• [Assigned task] Narrow the data below down to the lines containing "permettre".

• [Data supplied]

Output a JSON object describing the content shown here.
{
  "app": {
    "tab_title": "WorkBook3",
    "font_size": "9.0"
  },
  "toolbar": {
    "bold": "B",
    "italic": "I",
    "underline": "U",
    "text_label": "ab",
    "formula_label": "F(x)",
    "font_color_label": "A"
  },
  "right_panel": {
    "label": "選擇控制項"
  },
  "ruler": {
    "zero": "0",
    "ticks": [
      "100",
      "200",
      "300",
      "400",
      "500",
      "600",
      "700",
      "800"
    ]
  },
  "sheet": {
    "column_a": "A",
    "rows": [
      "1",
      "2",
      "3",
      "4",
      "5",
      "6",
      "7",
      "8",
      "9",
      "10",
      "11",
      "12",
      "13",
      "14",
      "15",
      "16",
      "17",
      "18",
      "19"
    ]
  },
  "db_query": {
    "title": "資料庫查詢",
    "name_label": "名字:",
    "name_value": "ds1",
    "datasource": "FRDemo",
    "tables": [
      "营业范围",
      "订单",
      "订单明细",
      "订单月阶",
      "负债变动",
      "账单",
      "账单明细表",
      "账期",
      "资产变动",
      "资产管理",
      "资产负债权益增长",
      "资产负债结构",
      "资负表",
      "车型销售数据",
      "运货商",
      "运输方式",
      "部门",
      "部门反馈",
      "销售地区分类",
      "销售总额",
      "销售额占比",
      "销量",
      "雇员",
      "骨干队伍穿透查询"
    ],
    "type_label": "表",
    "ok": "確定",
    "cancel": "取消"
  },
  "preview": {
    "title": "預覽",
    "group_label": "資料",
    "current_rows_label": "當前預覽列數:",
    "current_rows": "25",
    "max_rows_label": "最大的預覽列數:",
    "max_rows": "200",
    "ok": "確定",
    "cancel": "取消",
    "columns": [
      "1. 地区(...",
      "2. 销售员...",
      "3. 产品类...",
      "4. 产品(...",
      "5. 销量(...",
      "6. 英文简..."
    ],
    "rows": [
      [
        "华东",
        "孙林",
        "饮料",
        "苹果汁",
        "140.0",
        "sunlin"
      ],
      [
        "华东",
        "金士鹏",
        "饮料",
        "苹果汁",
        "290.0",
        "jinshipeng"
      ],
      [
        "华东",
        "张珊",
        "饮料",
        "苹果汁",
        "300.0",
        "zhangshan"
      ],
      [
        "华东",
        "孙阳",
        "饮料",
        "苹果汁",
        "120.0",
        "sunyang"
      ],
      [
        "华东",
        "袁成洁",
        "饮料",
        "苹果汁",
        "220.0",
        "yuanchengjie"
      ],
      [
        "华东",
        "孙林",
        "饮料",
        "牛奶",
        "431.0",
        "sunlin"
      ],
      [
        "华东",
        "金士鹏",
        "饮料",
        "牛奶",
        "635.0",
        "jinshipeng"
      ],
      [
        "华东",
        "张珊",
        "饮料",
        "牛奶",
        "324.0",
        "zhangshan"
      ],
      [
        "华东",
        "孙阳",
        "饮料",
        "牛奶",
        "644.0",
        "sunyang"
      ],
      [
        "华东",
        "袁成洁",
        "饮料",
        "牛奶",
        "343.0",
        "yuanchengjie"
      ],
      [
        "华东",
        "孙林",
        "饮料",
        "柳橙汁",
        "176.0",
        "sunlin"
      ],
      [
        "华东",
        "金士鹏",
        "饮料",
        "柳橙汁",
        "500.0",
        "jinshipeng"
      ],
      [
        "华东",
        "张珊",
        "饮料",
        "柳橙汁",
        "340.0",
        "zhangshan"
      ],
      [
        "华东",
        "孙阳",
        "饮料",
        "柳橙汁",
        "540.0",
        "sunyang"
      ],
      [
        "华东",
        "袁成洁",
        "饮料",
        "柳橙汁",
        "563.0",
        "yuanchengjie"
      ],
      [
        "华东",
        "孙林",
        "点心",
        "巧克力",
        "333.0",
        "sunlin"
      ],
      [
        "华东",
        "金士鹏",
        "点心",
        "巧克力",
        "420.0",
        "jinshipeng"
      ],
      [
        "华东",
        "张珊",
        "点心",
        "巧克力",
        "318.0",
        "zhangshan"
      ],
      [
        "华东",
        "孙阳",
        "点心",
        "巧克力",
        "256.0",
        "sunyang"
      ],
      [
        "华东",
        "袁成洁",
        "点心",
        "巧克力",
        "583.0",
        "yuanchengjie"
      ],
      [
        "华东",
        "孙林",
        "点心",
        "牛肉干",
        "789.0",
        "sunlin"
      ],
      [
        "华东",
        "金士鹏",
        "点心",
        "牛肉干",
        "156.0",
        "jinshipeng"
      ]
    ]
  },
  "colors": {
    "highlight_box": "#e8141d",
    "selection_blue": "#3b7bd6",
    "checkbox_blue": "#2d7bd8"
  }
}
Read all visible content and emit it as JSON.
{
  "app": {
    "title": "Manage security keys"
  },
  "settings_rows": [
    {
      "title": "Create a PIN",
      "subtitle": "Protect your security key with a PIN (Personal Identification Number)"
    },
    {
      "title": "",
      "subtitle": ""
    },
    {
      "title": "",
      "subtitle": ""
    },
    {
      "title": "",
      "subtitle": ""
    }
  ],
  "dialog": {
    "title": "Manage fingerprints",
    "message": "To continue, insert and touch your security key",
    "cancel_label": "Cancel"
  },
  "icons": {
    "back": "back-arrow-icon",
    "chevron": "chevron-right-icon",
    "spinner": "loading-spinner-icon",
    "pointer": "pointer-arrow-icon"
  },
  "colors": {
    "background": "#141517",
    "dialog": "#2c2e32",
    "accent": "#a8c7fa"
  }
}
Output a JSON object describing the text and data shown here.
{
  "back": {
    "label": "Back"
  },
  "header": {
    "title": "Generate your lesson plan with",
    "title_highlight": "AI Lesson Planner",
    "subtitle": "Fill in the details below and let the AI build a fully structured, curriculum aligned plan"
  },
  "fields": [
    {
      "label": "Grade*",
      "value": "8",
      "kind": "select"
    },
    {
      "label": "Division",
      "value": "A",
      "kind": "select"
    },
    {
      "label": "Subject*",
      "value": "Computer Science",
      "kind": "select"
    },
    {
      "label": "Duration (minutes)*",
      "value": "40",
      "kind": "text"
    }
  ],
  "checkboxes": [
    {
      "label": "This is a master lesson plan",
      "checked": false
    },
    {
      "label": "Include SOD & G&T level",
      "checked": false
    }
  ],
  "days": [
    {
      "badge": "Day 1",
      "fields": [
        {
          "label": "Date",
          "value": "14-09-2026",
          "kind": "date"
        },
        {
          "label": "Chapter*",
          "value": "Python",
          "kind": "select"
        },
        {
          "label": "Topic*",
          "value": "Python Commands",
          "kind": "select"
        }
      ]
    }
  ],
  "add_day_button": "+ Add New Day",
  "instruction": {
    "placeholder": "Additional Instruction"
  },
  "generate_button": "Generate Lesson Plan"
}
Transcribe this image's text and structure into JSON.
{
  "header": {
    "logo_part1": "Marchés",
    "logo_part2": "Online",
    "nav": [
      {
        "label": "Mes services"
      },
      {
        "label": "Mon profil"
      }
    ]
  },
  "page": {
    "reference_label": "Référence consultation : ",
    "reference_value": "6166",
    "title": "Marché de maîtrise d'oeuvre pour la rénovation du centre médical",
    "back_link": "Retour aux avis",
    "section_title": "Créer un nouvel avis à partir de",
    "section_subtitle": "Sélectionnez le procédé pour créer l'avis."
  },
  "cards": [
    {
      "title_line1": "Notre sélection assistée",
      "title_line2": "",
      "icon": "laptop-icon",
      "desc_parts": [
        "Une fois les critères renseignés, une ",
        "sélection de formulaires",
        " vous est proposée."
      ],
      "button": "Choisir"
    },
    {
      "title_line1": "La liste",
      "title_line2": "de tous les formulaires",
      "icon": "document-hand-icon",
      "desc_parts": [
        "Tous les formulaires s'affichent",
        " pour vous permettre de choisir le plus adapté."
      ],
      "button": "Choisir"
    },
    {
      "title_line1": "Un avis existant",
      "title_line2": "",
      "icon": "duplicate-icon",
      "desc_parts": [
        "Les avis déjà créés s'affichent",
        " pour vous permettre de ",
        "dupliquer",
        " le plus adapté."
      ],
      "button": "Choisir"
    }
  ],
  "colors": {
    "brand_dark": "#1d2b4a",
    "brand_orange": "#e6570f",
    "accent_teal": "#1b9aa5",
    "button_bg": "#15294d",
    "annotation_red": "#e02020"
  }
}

• [Solution to the problem]
        " pour vous permettre de choisir le plus adapté."
        " pour vous permettre de ",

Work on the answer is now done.